Saturday 26 January 2019
Say no to a Right Royal Compromise
In what is apparently her annual visit to the Sandringham branch of the Women's Institute, the Queen has extolled the virtues of compromise and "coming together to seek out the common ground."
Although she doesn't actually mention Brexit this is widely, and probably rightly, regarded as a not very coded message to our parliamentarians to bash each others heads together and come up with a viable deal.
As a dedicated Liberal who believes that our MPs should be elected by single transferable vote in multi-member constituencies, so leading almost inevitably to a balanced parliament with no single party with an over-all majority and therefore able to call all the shots, it follows that I must also be a believer in cross-party co-operation and, yes, compromise.
However, it has to be recognised that in some cases compromise can lead not to the best but the worst of all possible worlds. That seems to me to be the case in every possible permutation of Brexit.

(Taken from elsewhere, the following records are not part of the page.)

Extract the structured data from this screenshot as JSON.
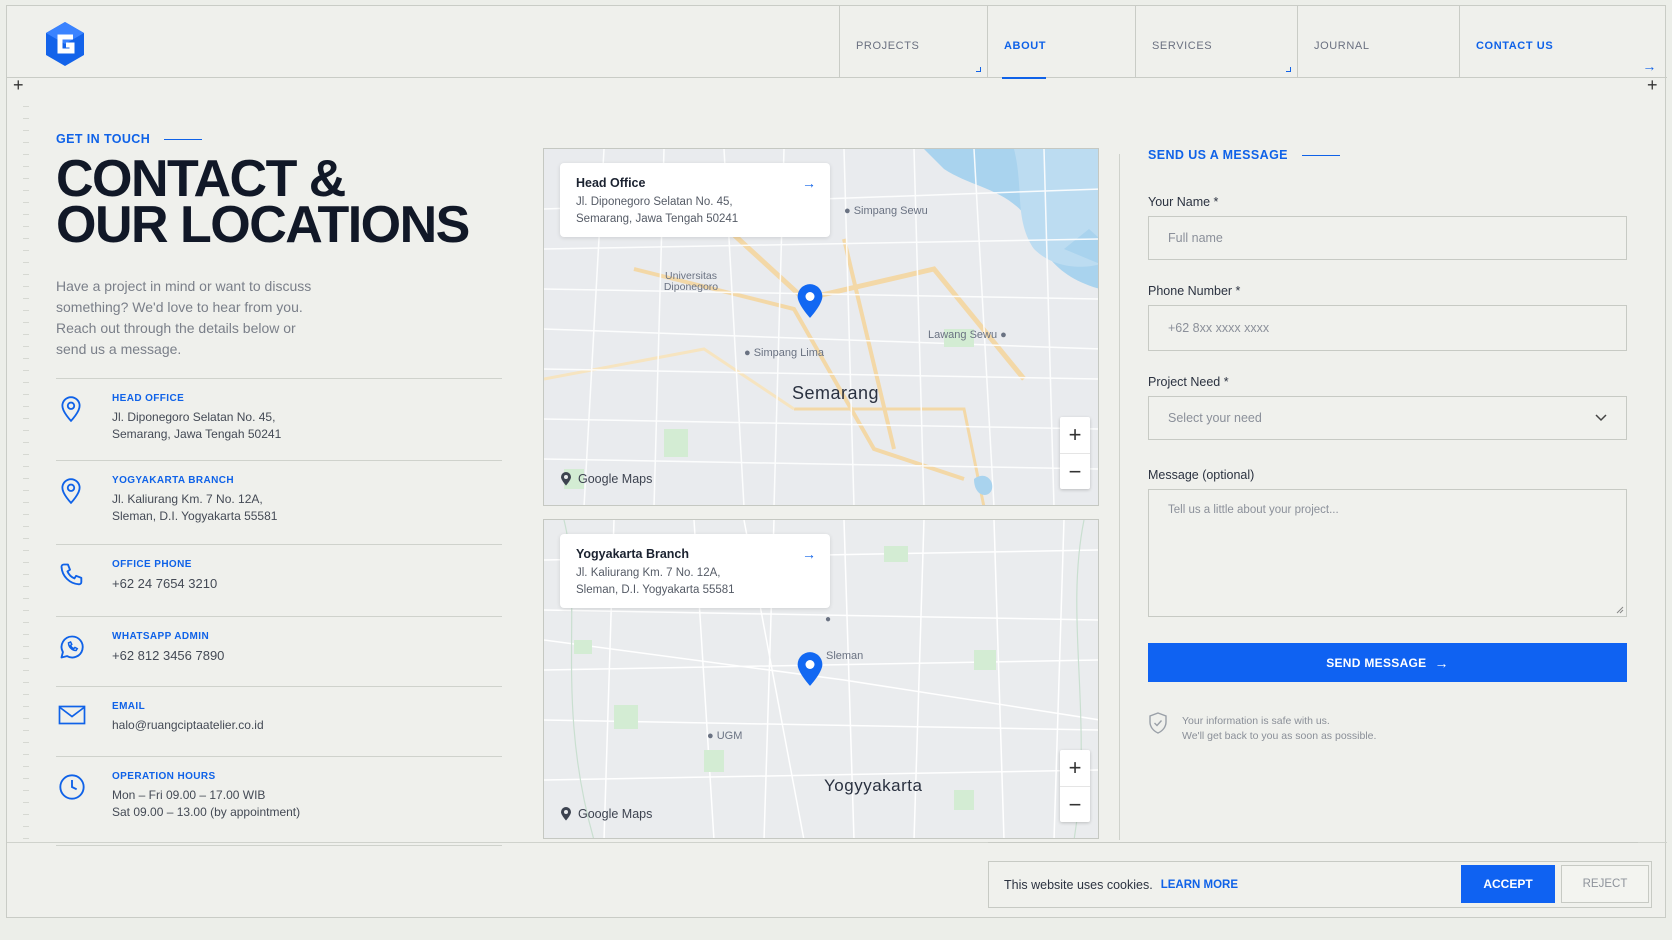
{
  "nav": {
    "items": [
      {
        "label": "PROJECTS",
        "width": 156
      },
      {
        "label": "ABOUT",
        "width": 157
      },
      {
        "label": "SERVICES",
        "width": 162
      },
      {
        "label": "JOURNAL",
        "width": 162
      },
      {
        "label": "CONTACT US",
        "width": 190
      }
    ],
    "active": "ABOUT"
  },
  "hero": {
    "eyebrow": "GET IN TOUCH",
    "title_line1": "CONTACT &",
    "title_line2": "OUR LOCATIONS",
    "lead": "Have a project in mind or want to discuss something? We'd love to hear from you. Reach out through the details below or send us a message."
  },
  "info": [
    {
      "icon": "location-pin-icon",
      "label": "HEAD OFFICE",
      "line1": "Jl. Diponegoro Selatan No. 45,",
      "line2": "Semarang, Jawa Tengah 50241"
    },
    {
      "icon": "location-pin-icon",
      "label": "YOGYAKARTA BRANCH",
      "line1": "Jl. Kaliurang Km. 7 No. 12A,",
      "line2": "Sleman, D.I. Yogyakarta 55581"
    },
    {
      "icon": "phone-icon",
      "label": "OFFICE PHONE",
      "line1": "+62 24 7654 3210",
      "line2": ""
    },
    {
      "icon": "whatsapp-icon",
      "label": "WHATSAPP ADMIN",
      "line1": "+62 812 3456 7890",
      "line2": ""
    },
    {
      "icon": "email-icon",
      "label": "EMAIL",
      "line1": "halo@ruangciptaatelier.co.id",
      "line2": ""
    },
    {
      "icon": "clock-icon",
      "label": "OPERATION HOURS",
      "line1": "Mon – Fri 09.00 – 17.00 WIB",
      "line2": "Sat 09.00 – 13.00 (by appointment)"
    }
  ],
  "maps": {
    "head": {
      "card_title": "Head Office",
      "card_line1": "Jl. Diponegoro Selatan No. 45,",
      "card_line2": "Semarang, Jawa Tengah 50241",
      "city": "Semarang",
      "places": [
        "Simpang Sewu",
        "Universitas Diponegoro",
        "Simpang Lima",
        "Lawang Sewu"
      ]
    },
    "branch": {
      "card_title": "Yogyakarta Branch",
      "card_line1": "Jl. Kaliurang Km. 7 No. 12A,",
      "card_line2": "Sleman, D.I. Yogyakarta 55581",
      "city": "Yogyyakarta",
      "places": [
        "Sleman",
        "UGM"
      ]
    },
    "attribution": "Google Maps",
    "zoom_in": "+",
    "zoom_out": "−"
  },
  "form": {
    "eyebrow": "SEND US A MESSAGE",
    "name_label": "Your Name *",
    "name_placeholder": "Full name",
    "phone_label": "Phone Number *",
    "phone_placeholder": "+62 8xx xxxx xxxx",
    "need_label": "Project Need *",
    "need_value": "Select your need",
    "message_label": "Message (optional)",
    "message_placeholder": "Tell us a little about your project...",
    "submit": "SEND MESSAGE",
    "safe_line1": "Your information is safe with us.",
    "safe_line2": "We'll get back to you as soon as possible."
  },
  "cookie": {
    "text": "This website uses cookies.",
    "learn_more": "LEARN MORE",
    "accept": "ACCEPT",
    "reject": "REJECT"
  },
  "colors": {
    "accent": "#0f62f2",
    "background": "#eff0ec",
    "water": "#a9d3ee"
  }
}
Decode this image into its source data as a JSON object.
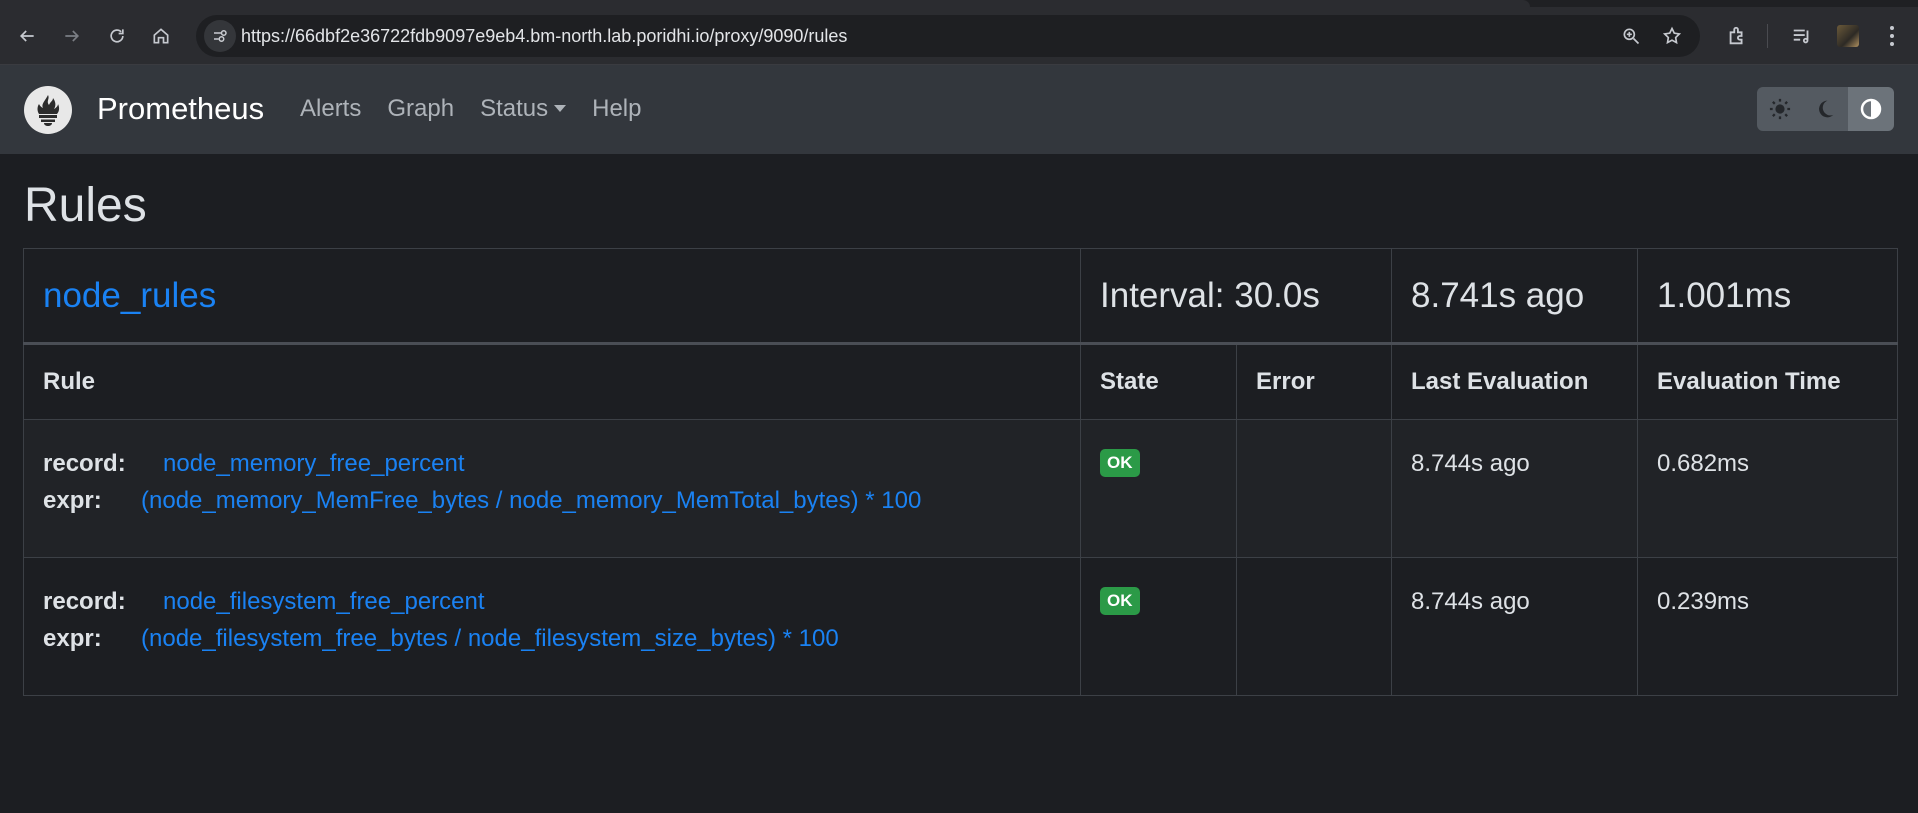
{
  "browser": {
    "url": "https://66dbf2e36722fdb9097e9eb4.bm-north.lab.poridhi.io/proxy/9090/rules",
    "icons": [
      "back-icon",
      "forward-icon",
      "reload-icon",
      "home-icon",
      "site-info-icon",
      "zoom-icon",
      "bookmark-star-icon",
      "extensions-icon",
      "media-icon",
      "profile-avatar",
      "menu-dots-icon"
    ]
  },
  "navbar": {
    "brand": "Prometheus",
    "links": [
      "Alerts",
      "Graph",
      "Status",
      "Help"
    ],
    "theme_buttons": [
      "light-theme",
      "dark-theme",
      "auto-theme"
    ]
  },
  "page": {
    "title": "Rules",
    "group": {
      "name": "node_rules",
      "interval": "Interval: 30.0s",
      "last_eval": "8.741s ago",
      "eval_time": "1.001ms"
    },
    "columns": [
      "Rule",
      "State",
      "Error",
      "Last Evaluation",
      "Evaluation Time"
    ],
    "rules": [
      {
        "record_key": "record:",
        "record": "node_memory_free_percent",
        "expr_key": "expr:",
        "expr": "(node_memory_MemFree_bytes / node_memory_MemTotal_bytes) * 100",
        "state": "OK",
        "error": "",
        "last_eval": "8.744s ago",
        "eval_time": "0.682ms"
      },
      {
        "record_key": "record:",
        "record": "node_filesystem_free_percent",
        "expr_key": "expr:",
        "expr": "(node_filesystem_free_bytes / node_filesystem_size_bytes) * 100",
        "state": "OK",
        "error": "",
        "last_eval": "8.744s ago",
        "eval_time": "0.239ms"
      }
    ]
  },
  "colors": {
    "link": "#1a82f3",
    "ok_badge": "#2b9a47",
    "background": "#1c1e22",
    "navbar": "#33373d"
  }
}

One compromise with a good deal of support is the Norway Option. This would do the least damage to our economy becasue we would remain members of the single market and the customs union, so our advantageous trade position would be maintained. However, we should be required to observe all EU rules and regulations without any further say in making them, to respect the free movement of goods, services, capital and labour, remain subject to the rulings of the ECJ on which we should no longer be represented, and continue to pay a membership fee.
So this would square the circle: we should have left the EU, have retained al its economic advantages but remain subject to al its rules with no further part in making them
Compared with our present situation as members, this is simply foolishness. We gain nothing but lose a great deal - the worst of all worlds.
Mrs May's "Deal," which remains hemmed in by her "red lines" on which she appears unwilling to compromise, means that we shall leave both the single market and customs union but remain "aligned" to them. This means that, for the foreseeable future at least, we shall observe all EU trading rules unless and until some technological method as yet undiscovered is devised to enable the Irish border (our only land border with the EU) to be crossed without physical checks.
The advantage of this "alignment" is that we should be permitted to curtail the "four freedoms" (not least of labour - though we desperately need it) and make trade deals with the rest of the world, although there is as yet no sign of the promised queue of other economies desperate to make them.
This option requires us to take a great deal of optimistic speculation on trust.
In actual fact those of us who would like to see Britain as a fully-participating and enthusiastic member of the EU have already compromised.
We have opted out to the Schengen Area, within which passports and border checks are no longer required for people crossing frontiers, we have opted out of Monetary Union (the Euro) and are not required to join it (as would be any new countries joining the EU.) David Cameron even managed to negotiate us out of our commitment to "ever closer union": something to which we signed up when we originally joined in 1972.
In other words, those of us who believe that Britain should be at the very heart of Europe have already compromised and allowed us to be pushed gradually to the periphery - the slow lane.
Sadly, as both John Major and David Cameron have discovered, for every concession made the fanatical Brexiteers want more. They will not be satisfied unless and until every one of our ties with the EU is broken, regardless of the harm done to our political standing, our economy and our culture.
So sadly, Your Majesty,"thanks but no-thanks." I cannot see further compromise by we remainers to be sensible or in any way advantageous.